In India - More Affordable Thar?
When you think of a Mahindra, what comes to your mind? A slightly over designed SUV that promises a safe and sound drive with decent performance on tap. In India, Scorpio N is the talk of the town followed by XUV700 and Thar in terms of sheer demand.
The main set of woes that Mahindra is hit with, in India, are semiconductor shortages accounting for lowered production capacity. But most Indians aren't apt with the fact that Mahindra has expansion models set in place across global markets. One such market is North America. Mahindra assembles an off-roader in Detroit and is targeted at Canada and USA.
That off-roader is Roxor. And is on the brink of getting permanently banned in North America due to litigations raised by Stellantis (former FCA). Thanks to automotive enthusiast Ganesh Pagar, Roxor is now found testing on Indian roads. Let's take a look.
Roxor has been controversial ever since its inception. Mahindra off-roaders and Jeep-inspired designs go hand-in-hand, don't they? Mahindra has been pulling this off in India for decades because it was licensed to assemble Jeep vehicles in India for a long time. The company can draw inspiration from its legacy here in India.
However, Mahindra tried to pull the same thing in North America. I mean, North America, Europe, and Australia have been Jeep's backyard for a long time. Hence FCA sued Mahindra regarding this which resulted in something called "Post-2020 Roxor" which got the green flag from the court. The same Post-2020 Roxor is what is spotted on Indian roads too.
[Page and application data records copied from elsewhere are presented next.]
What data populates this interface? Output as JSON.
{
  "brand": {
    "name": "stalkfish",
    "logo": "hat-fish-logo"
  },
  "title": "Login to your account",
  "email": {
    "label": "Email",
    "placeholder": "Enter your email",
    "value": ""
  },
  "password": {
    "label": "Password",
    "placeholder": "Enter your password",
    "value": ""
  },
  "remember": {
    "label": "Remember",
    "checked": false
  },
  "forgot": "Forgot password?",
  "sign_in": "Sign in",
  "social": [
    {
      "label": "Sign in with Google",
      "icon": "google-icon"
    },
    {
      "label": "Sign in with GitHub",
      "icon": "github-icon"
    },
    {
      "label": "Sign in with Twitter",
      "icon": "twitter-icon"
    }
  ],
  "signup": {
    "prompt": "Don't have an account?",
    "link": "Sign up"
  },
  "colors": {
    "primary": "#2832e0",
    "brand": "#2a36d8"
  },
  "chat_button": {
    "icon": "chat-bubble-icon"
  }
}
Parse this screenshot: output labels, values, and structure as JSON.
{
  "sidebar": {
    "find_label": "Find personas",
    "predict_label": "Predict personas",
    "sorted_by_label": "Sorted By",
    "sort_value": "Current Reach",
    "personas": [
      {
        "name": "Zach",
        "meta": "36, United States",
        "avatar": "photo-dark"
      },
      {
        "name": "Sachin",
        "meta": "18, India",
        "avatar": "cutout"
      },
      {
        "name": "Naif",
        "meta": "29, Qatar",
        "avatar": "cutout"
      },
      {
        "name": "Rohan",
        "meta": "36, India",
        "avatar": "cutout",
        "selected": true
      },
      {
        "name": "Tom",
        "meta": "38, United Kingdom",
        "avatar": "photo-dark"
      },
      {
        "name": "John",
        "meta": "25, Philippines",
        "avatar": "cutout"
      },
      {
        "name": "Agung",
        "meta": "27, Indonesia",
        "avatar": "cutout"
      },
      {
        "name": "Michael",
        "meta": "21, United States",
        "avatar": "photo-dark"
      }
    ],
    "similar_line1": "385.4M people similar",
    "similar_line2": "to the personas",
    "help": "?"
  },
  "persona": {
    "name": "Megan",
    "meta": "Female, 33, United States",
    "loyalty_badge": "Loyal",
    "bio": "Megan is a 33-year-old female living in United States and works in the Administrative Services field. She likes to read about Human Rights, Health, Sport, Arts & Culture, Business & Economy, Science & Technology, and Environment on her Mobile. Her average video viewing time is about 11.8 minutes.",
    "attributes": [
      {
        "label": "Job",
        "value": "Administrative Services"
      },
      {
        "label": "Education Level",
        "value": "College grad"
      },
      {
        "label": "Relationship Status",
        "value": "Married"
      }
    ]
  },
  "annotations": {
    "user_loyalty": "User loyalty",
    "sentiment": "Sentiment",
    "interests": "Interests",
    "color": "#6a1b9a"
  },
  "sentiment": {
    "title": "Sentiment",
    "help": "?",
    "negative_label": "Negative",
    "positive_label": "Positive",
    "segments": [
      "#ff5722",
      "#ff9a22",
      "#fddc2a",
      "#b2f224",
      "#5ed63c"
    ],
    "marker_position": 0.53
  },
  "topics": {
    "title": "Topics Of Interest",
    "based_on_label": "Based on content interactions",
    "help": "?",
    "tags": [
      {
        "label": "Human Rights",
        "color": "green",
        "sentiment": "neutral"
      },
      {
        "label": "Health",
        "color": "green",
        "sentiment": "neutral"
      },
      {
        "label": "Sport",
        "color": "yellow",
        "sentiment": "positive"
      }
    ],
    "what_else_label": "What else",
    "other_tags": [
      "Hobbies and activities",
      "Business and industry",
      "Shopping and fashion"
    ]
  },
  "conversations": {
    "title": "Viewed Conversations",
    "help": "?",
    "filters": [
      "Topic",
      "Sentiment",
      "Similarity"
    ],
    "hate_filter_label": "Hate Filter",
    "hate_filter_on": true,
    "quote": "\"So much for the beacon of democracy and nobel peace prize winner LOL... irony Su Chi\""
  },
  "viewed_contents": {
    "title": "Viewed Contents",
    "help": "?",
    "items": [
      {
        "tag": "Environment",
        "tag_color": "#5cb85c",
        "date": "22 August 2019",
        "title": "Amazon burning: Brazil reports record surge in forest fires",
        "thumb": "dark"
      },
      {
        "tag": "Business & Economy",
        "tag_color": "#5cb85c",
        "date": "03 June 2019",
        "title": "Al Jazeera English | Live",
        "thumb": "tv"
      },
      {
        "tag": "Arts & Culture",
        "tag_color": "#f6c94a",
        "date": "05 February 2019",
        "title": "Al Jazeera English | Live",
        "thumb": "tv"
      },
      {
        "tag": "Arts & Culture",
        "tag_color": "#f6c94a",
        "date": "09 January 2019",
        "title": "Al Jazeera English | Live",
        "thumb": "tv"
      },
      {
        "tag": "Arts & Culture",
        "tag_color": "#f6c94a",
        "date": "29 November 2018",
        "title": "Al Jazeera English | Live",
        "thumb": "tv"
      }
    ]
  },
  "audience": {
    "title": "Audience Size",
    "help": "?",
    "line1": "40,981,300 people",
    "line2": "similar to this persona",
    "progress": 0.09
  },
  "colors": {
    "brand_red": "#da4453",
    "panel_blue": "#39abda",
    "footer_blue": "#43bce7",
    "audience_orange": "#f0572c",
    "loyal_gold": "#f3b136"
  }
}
Let's leave the Mahindra & Mahindra Ltd v. FCA US LLC, 6th US Circuit Court of Appeals, No. 21-2605 case behind us because that saga is expected to go on for a long time. 2022 Roxor is extremely bare bones. It still gets a few retro Jeep charms like round headlight, hood design, hood latches and some more. It doesn't get a roof, but gets a roll bar for occupant protection. Heck, it doesn't even get fenders as it was one of the design elements borrowed from Jeep.
What To Expect?
Under the hood, Roxor is no stranger to Indians as it is basically a previous-gen Thar. It is produced in India and is exported as knocked-down parts to Detroit where it is assembled. It is based on a ladder-frame chassis and is powered by the same 2.5L engine that powered old Thar.
This engine makes 62 bhp of power at 3,200 RPM and 195 Nm of torque at 1,400 RPM. It is mated to a 5-speed manual. Also on offer is a 4X4 with a low-range transfer case gearbox. You might be thinking that this engine might be too slow for Americans that are apt with fast cars. But in the USA, Roxor is not road legal and is sold as an off-road kit car.
With Jimny in the picture, Mahindra is looking at offering a lifestyle off-roader at a lower price point in India. Thar prices currently start from Rs. 13.53 lakh and go till Rs. 16.28 lakh (prices ex-sh). Jimny is likely to be priced much lower than that. For enthusiasts that just want a diesel off-roader for the weekend getaway, a bare-bones Roxor at sub Rs. 10 lakh prices doesn't seem like a bad choice, does it?